Felicia Pearson’s revealing memoir
Felicia ”Snoop” Pearson doesn’t just play a coldhearted thug on HBO’s Baltimore-based crime drama, The Wire; she used to be one in real life. Her memoir, Grace After Midnight, co-written with David Ritz, traces the openly gay Baltimore native’s remarkable odyssey from drug runner to Jessup state penitentiary inmate to breakout TV star.

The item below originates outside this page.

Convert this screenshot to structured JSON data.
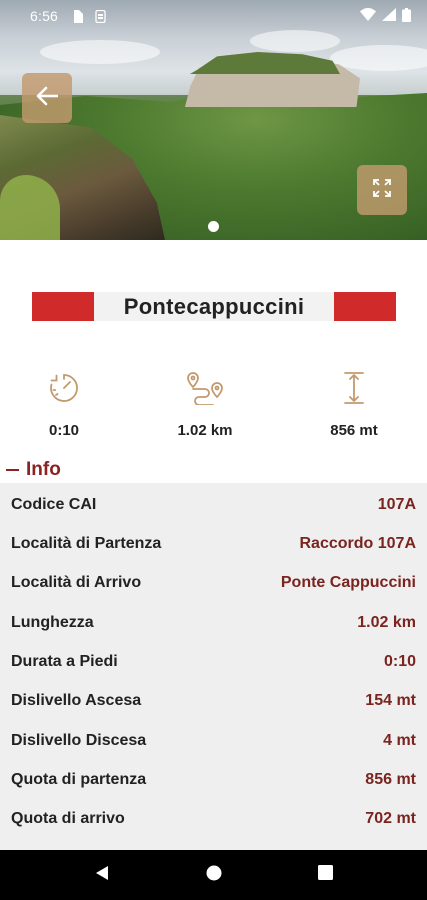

After serving five years in prison for second-degree murder, Pearson had just quit a job at a car wash when she met The Wire star Michael K. Williams at a club; he invited her to the set, where she screen-tested. An actress was born. In addition to returning for the show’s fifth and final season, which begins in January, the aspiring rapper recently shot the indie thriller Hood Related. But at age 27, isn’t Pearson awfully young for an autobiography? ”People been talking like, ‘Oh, she was locked up for murder,”’ she explains. ”I was like, ‘Man, f —‘ — oh, excuse my language — ‘forget this!’ I want to tell my story while it’s fresh.”